Georgie has accepted a postdoc at the University of Bordeaux Nathan McClenaghan and Gediminas Jonusauskas in their laser lab looking at ultrafast spectroscopy of molecular machines.
Dr Akshita Wason
Akshita worked as research analyst during her internship, on secondment from a research role at the University of Canterbury. With a background in biotechnology and science commercialisation, she worked across a broad range of topics, including background research for our rethinking plastics project, our diversity in education work stream, and miscellaneous enquiries from the public. Akshita is pursuing a Masters in Commercialisation and Entrepreneurship at the University of Auckland and leaves us to join KPMG, Auckland, as a Senior Consultant (Innovation and Growth) in February 2019. Thanks for all your hard work Akshita and we wish you all the best in your exciting new role.
I grew up in Nelson and enjoy travel, running, triathlons, and video games. My research background is in protein nanotechnology. I have worked on combining nanoparticles with human proteins to work towards self-assembling manufacturing techniques for next-generation computer processors. My internship involved exploring the technological background of artificial intelligence. I talked to people around the country to capture what experts were thinking in this area, and I scoped the long term impacts of AI development on New Zealand society and policy. We thank the MacDiarmid Institute for support of this internship.
Dr Jono Barnsley
Jono has a background in physical chemistry and recently finished his PhD involving the study of highly coloured materials.

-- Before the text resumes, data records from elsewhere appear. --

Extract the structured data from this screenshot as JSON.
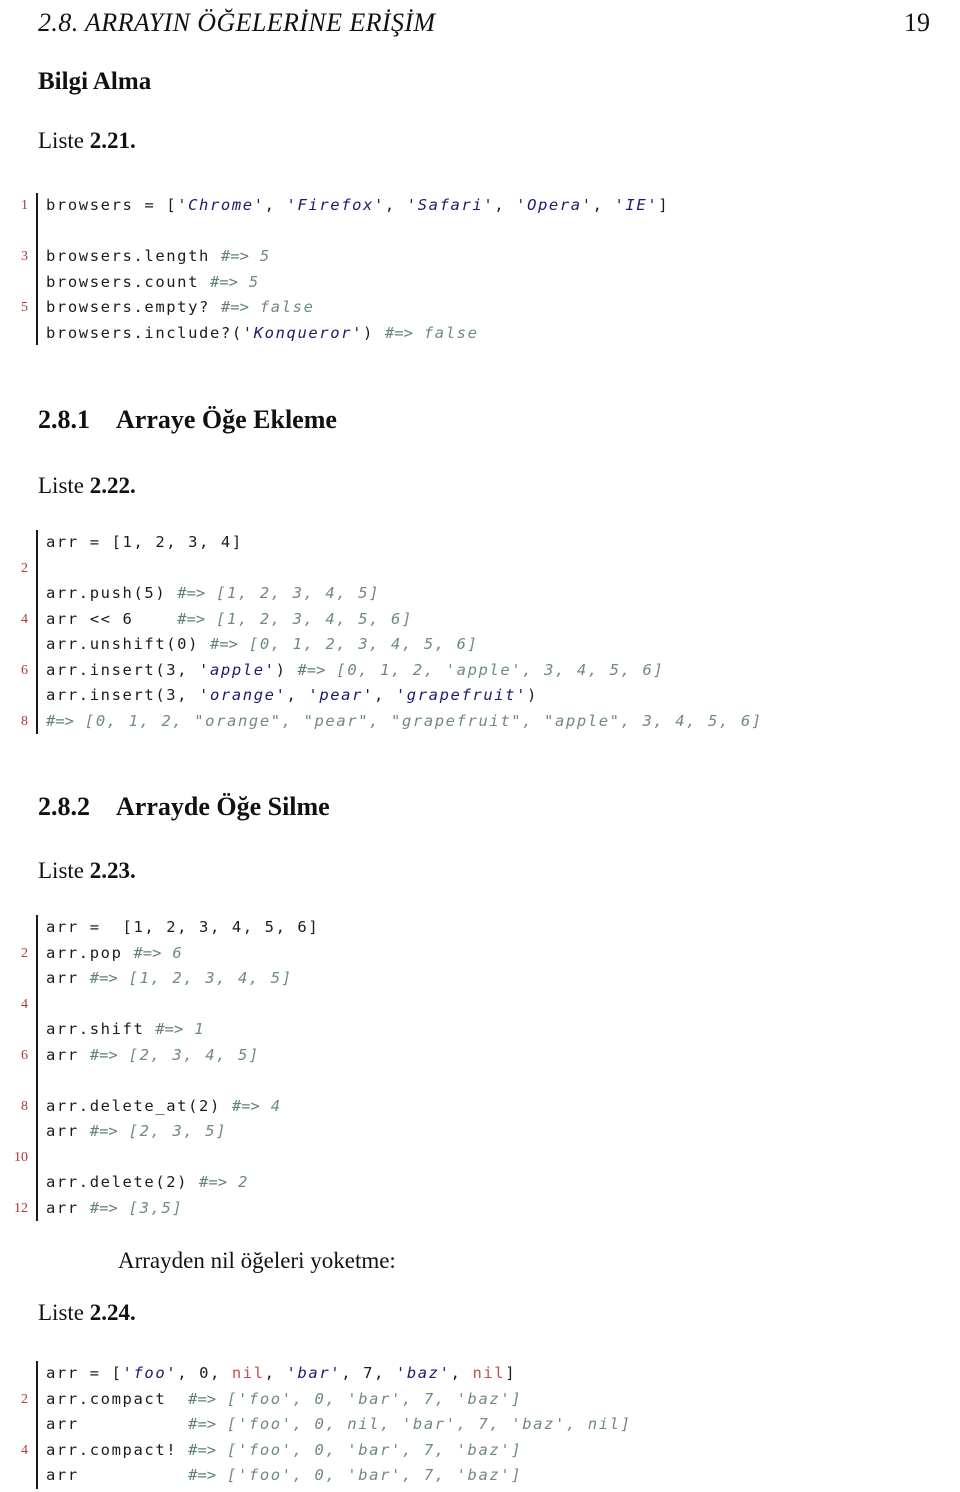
{
  "header": {
    "title": "2.8.  ARRAYIN ÖĞELERİNE ERİŞİM",
    "page_number": "19"
  },
  "colors": {
    "string": "#1b1a6e",
    "comment": "#6f8a86",
    "keyword": "#c0504d",
    "linenumber": "#b03a3a",
    "text": "#111111",
    "background": "#ffffff"
  },
  "sections": {
    "bilgi_alma_title": "Bilgi Alma",
    "listing_21_label_word": "Liste ",
    "listing_21_label_num": "2.21.",
    "subsec_1_num": "2.8.1",
    "subsec_1_title": "Arraye Öğe Ekleme",
    "listing_22_label_word": "Liste ",
    "listing_22_label_num": "2.22.",
    "subsec_2_num": "2.8.2",
    "subsec_2_title": "Arrayde Öğe Silme",
    "listing_23_label_word": "Liste ",
    "listing_23_label_num": "2.23.",
    "nil_paragraph": "Arrayden nil öğeleri yoketme:",
    "listing_24_label_word": "Liste ",
    "listing_24_label_num": "2.24."
  },
  "listing_21": {
    "lines": [
      {
        "n": "1",
        "tokens": [
          {
            "t": "browsers = [",
            "c": "plain"
          },
          {
            "t": "'Chrome'",
            "c": "str"
          },
          {
            "t": ", ",
            "c": "plain"
          },
          {
            "t": "'Firefox'",
            "c": "str"
          },
          {
            "t": ", ",
            "c": "plain"
          },
          {
            "t": "'Safari'",
            "c": "str"
          },
          {
            "t": ", ",
            "c": "plain"
          },
          {
            "t": "'Opera'",
            "c": "str"
          },
          {
            "t": ", ",
            "c": "plain"
          },
          {
            "t": "'IE'",
            "c": "str"
          },
          {
            "t": "]",
            "c": "plain"
          }
        ]
      },
      {
        "n": "",
        "tokens": []
      },
      {
        "n": "3",
        "tokens": [
          {
            "t": "browsers.length ",
            "c": "plain"
          },
          {
            "t": "#=>",
            "c": "arrow"
          },
          {
            "t": " 5",
            "c": "cmt"
          }
        ]
      },
      {
        "n": "",
        "tokens": [
          {
            "t": "browsers.count ",
            "c": "plain"
          },
          {
            "t": "#=>",
            "c": "arrow"
          },
          {
            "t": " 5",
            "c": "cmt"
          }
        ]
      },
      {
        "n": "5",
        "tokens": [
          {
            "t": "browsers.empty? ",
            "c": "plain"
          },
          {
            "t": "#=>",
            "c": "arrow"
          },
          {
            "t": " false",
            "c": "cmt"
          }
        ]
      },
      {
        "n": "",
        "tokens": [
          {
            "t": "browsers.include?(",
            "c": "plain"
          },
          {
            "t": "'Konqueror'",
            "c": "str"
          },
          {
            "t": ") ",
            "c": "plain"
          },
          {
            "t": "#=>",
            "c": "arrow"
          },
          {
            "t": " false",
            "c": "cmt"
          }
        ]
      }
    ]
  },
  "listing_22": {
    "lines": [
      {
        "n": "",
        "tokens": [
          {
            "t": "arr = [1, 2, 3, 4]",
            "c": "plain"
          }
        ]
      },
      {
        "n": "2",
        "tokens": []
      },
      {
        "n": "",
        "tokens": [
          {
            "t": "arr.push(5) ",
            "c": "plain"
          },
          {
            "t": "#=>",
            "c": "arrow"
          },
          {
            "t": " [1, 2, 3, 4, 5]",
            "c": "cmt"
          }
        ]
      },
      {
        "n": "4",
        "tokens": [
          {
            "t": "arr << 6    ",
            "c": "plain"
          },
          {
            "t": "#=>",
            "c": "arrow"
          },
          {
            "t": " [1, 2, 3, 4, 5, 6]",
            "c": "cmt"
          }
        ]
      },
      {
        "n": "",
        "tokens": [
          {
            "t": "arr.unshift(0) ",
            "c": "plain"
          },
          {
            "t": "#=>",
            "c": "arrow"
          },
          {
            "t": " [0, 1, 2, 3, 4, 5, 6]",
            "c": "cmt"
          }
        ]
      },
      {
        "n": "6",
        "tokens": [
          {
            "t": "arr.insert(3, ",
            "c": "plain"
          },
          {
            "t": "'apple'",
            "c": "str"
          },
          {
            "t": ") ",
            "c": "plain"
          },
          {
            "t": "#=>",
            "c": "arrow"
          },
          {
            "t": " [0, 1, 2, 'apple', 3, 4, 5, 6]",
            "c": "cmt"
          }
        ]
      },
      {
        "n": "",
        "tokens": [
          {
            "t": "arr.insert(3, ",
            "c": "plain"
          },
          {
            "t": "'orange'",
            "c": "str"
          },
          {
            "t": ", ",
            "c": "plain"
          },
          {
            "t": "'pear'",
            "c": "str"
          },
          {
            "t": ", ",
            "c": "plain"
          },
          {
            "t": "'grapefruit'",
            "c": "str"
          },
          {
            "t": ")",
            "c": "plain"
          }
        ]
      },
      {
        "n": "8",
        "tokens": [
          {
            "t": "#=>",
            "c": "arrow"
          },
          {
            "t": " [0, 1, 2, \"orange\", \"pear\", \"grapefruit\", \"apple\", 3, 4, 5, 6]",
            "c": "cmt"
          }
        ]
      }
    ]
  },
  "listing_23": {
    "lines": [
      {
        "n": "",
        "tokens": [
          {
            "t": "arr =  [1, 2, 3, 4, 5, 6]",
            "c": "plain"
          }
        ]
      },
      {
        "n": "2",
        "tokens": [
          {
            "t": "arr.pop ",
            "c": "plain"
          },
          {
            "t": "#=>",
            "c": "arrow"
          },
          {
            "t": " 6",
            "c": "cmt"
          }
        ]
      },
      {
        "n": "",
        "tokens": [
          {
            "t": "arr ",
            "c": "plain"
          },
          {
            "t": "#=>",
            "c": "arrow"
          },
          {
            "t": " [1, 2, 3, 4, 5]",
            "c": "cmt"
          }
        ]
      },
      {
        "n": "4",
        "tokens": []
      },
      {
        "n": "",
        "tokens": [
          {
            "t": "arr.shift ",
            "c": "plain"
          },
          {
            "t": "#=>",
            "c": "arrow"
          },
          {
            "t": " 1",
            "c": "cmt"
          }
        ]
      },
      {
        "n": "6",
        "tokens": [
          {
            "t": "arr ",
            "c": "plain"
          },
          {
            "t": "#=>",
            "c": "arrow"
          },
          {
            "t": " [2, 3, 4, 5]",
            "c": "cmt"
          }
        ]
      },
      {
        "n": "",
        "tokens": []
      },
      {
        "n": "8",
        "tokens": [
          {
            "t": "arr.delete_at(2) ",
            "c": "plain"
          },
          {
            "t": "#=>",
            "c": "arrow"
          },
          {
            "t": " 4",
            "c": "cmt"
          }
        ]
      },
      {
        "n": "",
        "tokens": [
          {
            "t": "arr ",
            "c": "plain"
          },
          {
            "t": "#=>",
            "c": "arrow"
          },
          {
            "t": " [2, 3, 5]",
            "c": "cmt"
          }
        ]
      },
      {
        "n": "10",
        "tokens": []
      },
      {
        "n": "",
        "tokens": [
          {
            "t": "arr.delete(2) ",
            "c": "plain"
          },
          {
            "t": "#=>",
            "c": "arrow"
          },
          {
            "t": " 2",
            "c": "cmt"
          }
        ]
      },
      {
        "n": "12",
        "tokens": [
          {
            "t": "arr ",
            "c": "plain"
          },
          {
            "t": "#=>",
            "c": "arrow"
          },
          {
            "t": " [3,5]",
            "c": "cmt"
          }
        ]
      }
    ]
  },
  "listing_24": {
    "lines": [
      {
        "n": "",
        "tokens": [
          {
            "t": "arr = [",
            "c": "plain"
          },
          {
            "t": "'foo'",
            "c": "str"
          },
          {
            "t": ", 0, ",
            "c": "plain"
          },
          {
            "t": "nil",
            "c": "kw"
          },
          {
            "t": ", ",
            "c": "plain"
          },
          {
            "t": "'bar'",
            "c": "str"
          },
          {
            "t": ", 7, ",
            "c": "plain"
          },
          {
            "t": "'baz'",
            "c": "str"
          },
          {
            "t": ", ",
            "c": "plain"
          },
          {
            "t": "nil",
            "c": "kw"
          },
          {
            "t": "]",
            "c": "plain"
          }
        ]
      },
      {
        "n": "2",
        "tokens": [
          {
            "t": "arr.compact  ",
            "c": "plain"
          },
          {
            "t": "#=>",
            "c": "arrow"
          },
          {
            "t": " ['foo', 0, 'bar', 7, 'baz']",
            "c": "cmt"
          }
        ]
      },
      {
        "n": "",
        "tokens": [
          {
            "t": "arr          ",
            "c": "plain"
          },
          {
            "t": "#=>",
            "c": "arrow"
          },
          {
            "t": " ['foo', 0, nil, 'bar', 7, 'baz', nil]",
            "c": "cmt"
          }
        ]
      },
      {
        "n": "4",
        "tokens": [
          {
            "t": "arr.compact! ",
            "c": "plain"
          },
          {
            "t": "#=>",
            "c": "arrow"
          },
          {
            "t": " ['foo', 0, 'bar', 7, 'baz']",
            "c": "cmt"
          }
        ]
      },
      {
        "n": "",
        "tokens": [
          {
            "t": "arr          ",
            "c": "plain"
          },
          {
            "t": "#=>",
            "c": "arrow"
          },
          {
            "t": " ['foo', 0, 'bar', 7, 'baz']",
            "c": "cmt"
          }
        ]
      }
    ]
  }
}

He worked on ‘insect decline’ and the potential impacts it has for New Zealand industry and biodiversity. This involved working alongside the Chief Scientists at Ministry for Primary Industries, MPI, and Department of Conservation. Jono carried out research into the trends and the state of monitoring efforts both nationally and internationally.
Jono is pursuing an analytical career in industry or in government.